My most recent box from the Wine Society arrived a few weeks back. The parcel it’s always fun to unpack. I am a major fan of the Wine Society, which not only carries a huge variety of wine at all prices and has great customer service, but lists prices generally so competitive it must enrage other wine merchants with more conventional commercial drivers. (The Wine Soc is a cooperative, owned by its members, and can therefore invest profit in keeping prices down and improving facilities rather than in paying fat dividends to shareholders. Crazy idea. How wise of successive governments to suck the life out the cooperative movement in the interests of a hegemonic capitalist elite.)
In the spirit of mutuality therefore, can I mention a few of the many wines from the Wine Soc I’ve enjoyed in the past year or two?
The ones we’re drinking at the moment are, red-wise, Quinta das Bageiras Bairrada 2010 (£7.50, 13 per cent abv), The Society’s Corbieres 2013 (£7.50, 14 per cent abv), and Vina Zorzal Graciano Navarra 2012 (£6.95, 13.5 per cent abv).
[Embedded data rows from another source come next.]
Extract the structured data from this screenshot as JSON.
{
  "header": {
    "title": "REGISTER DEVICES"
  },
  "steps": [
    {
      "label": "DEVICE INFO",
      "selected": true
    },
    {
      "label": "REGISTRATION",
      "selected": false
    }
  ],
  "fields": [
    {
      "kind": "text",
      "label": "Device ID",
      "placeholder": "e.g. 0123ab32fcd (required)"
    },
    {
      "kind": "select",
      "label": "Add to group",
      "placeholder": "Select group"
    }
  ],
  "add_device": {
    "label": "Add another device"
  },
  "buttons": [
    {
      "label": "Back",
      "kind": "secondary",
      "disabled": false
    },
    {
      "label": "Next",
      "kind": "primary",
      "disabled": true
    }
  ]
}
The Bairrada isn’t what I was expecting. I’m modestly interested in Portuguese wine and like to try new ones and I suppose – for the reds – I tend to expect lots of sweet, ripe fruit, very delicious and warming. This red – though delicious – has a much more noticeable belt of acidity. In a good way. I could imagine chilling this one slightly and drinking it with a plate of air-dried ham and olives. It reminded me of some of the lighter, juicier Italian reds I like – barbera and so on. In fact, I have a bottle of the Wine Soc’s Dogliani Allagiornata, Clavesana 2013 (£7.50, 13.5 per cent abv) in the cupboard (a favourite) and I might try that side-by-side with the Bairrada, just to see if I’m talking rubbish again.
For soemething completely different try the Society’s Corbieres. This is lethally drinkable. Pour a glass and the bottle will be gone before you know it. It’s round and juicy with a sweet lick of alcohol and a little dry herbiness to keep it balanced.
The one I keep reordering though is the Zorzal Graciano. This is Spanish and very good value. It has a little oak and tannin – just enough to give it bones – and good dark fruitiness. Undemanding but not boring. I don’t have a sort of house wine that I order by the case but if I did it would be this or something like it.
Obligatory fruit-based comparison: Bairrada – red cherry; the Corbieres – baked plum; the Graciano – damson with a touch of bay leaf.
A word too for the Jaspi Blanc Terra Alta 2013 from northern Spain (£7.95, 13.5 per cent abv). I paid £8.95 for this and three minutes later the Wine Society reduced the price by a quid. Grrrrr. But let me not be begrudging – it’s really good stuff at either price. Unoaked, a little roundness, dry, and long. Fruit-wise, it’s apparently quince. I’m not familiar with quince so we’ll go with peach fading to lemon.